▶ [WHAT TO PRODUCE]
Reproduce all records verbatim.

▶ [RECORDS SUPPLIED]

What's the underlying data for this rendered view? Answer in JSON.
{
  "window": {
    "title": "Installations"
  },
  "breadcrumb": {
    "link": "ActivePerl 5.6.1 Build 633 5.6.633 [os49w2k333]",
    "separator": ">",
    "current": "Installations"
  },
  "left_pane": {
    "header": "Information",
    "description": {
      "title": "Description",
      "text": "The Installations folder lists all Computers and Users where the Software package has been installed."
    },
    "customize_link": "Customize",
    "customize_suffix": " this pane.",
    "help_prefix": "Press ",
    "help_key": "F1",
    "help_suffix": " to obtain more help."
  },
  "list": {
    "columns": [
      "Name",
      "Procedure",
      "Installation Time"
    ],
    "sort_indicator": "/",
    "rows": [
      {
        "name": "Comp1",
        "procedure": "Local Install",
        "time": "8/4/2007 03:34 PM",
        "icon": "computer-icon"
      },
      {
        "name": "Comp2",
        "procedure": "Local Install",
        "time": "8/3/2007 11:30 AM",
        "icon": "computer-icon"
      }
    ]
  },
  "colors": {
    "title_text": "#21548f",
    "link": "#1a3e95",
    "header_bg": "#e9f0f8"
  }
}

▶ [ANSWER TO THIS PROBLEM]
What's the underlying data for this rendered view? Answer in JSON.
{
  "window": {
    "title": "Installations"
  },
  "breadcrumb": {
    "link": "ActivePerl 5.6.1 Build 633 5.6.633 [os49w2k333]",
    "separator": ">",
    "current": "Installations"
  },
  "left_pane": {
    "header": "Information",
    "description": {
      "title": "Description",
      "text": "The Installations folder lists all Computers and Users where the Software package has been installed."
    },
    "customize_link": "Customize",
    "customize_suffix": " this pane.",
    "help_prefix": "Press ",
    "help_key": "F1",
    "help_suffix": " to obtain more help."
  },
  "list": {
    "columns": [
      "Name",
      "Procedure",
      "Installation Time"
    ],
    "sort_indicator": "/",
    "rows": [
      {
        "name": "Comp1",
        "procedure": "Local Install",
        "time": "8/4/2007 03:34 PM",
        "icon": "computer-icon"
      },
      {
        "name": "Comp2",
        "procedure": "Local Install",
        "time": "8/3/2007 11:30 AM",
        "icon": "computer-icon"
      }
    ]
  },
  "colors": {
    "title_text": "#21548f",
    "link": "#1a3e95",
    "header_bg": "#e9f0f8"
  }
}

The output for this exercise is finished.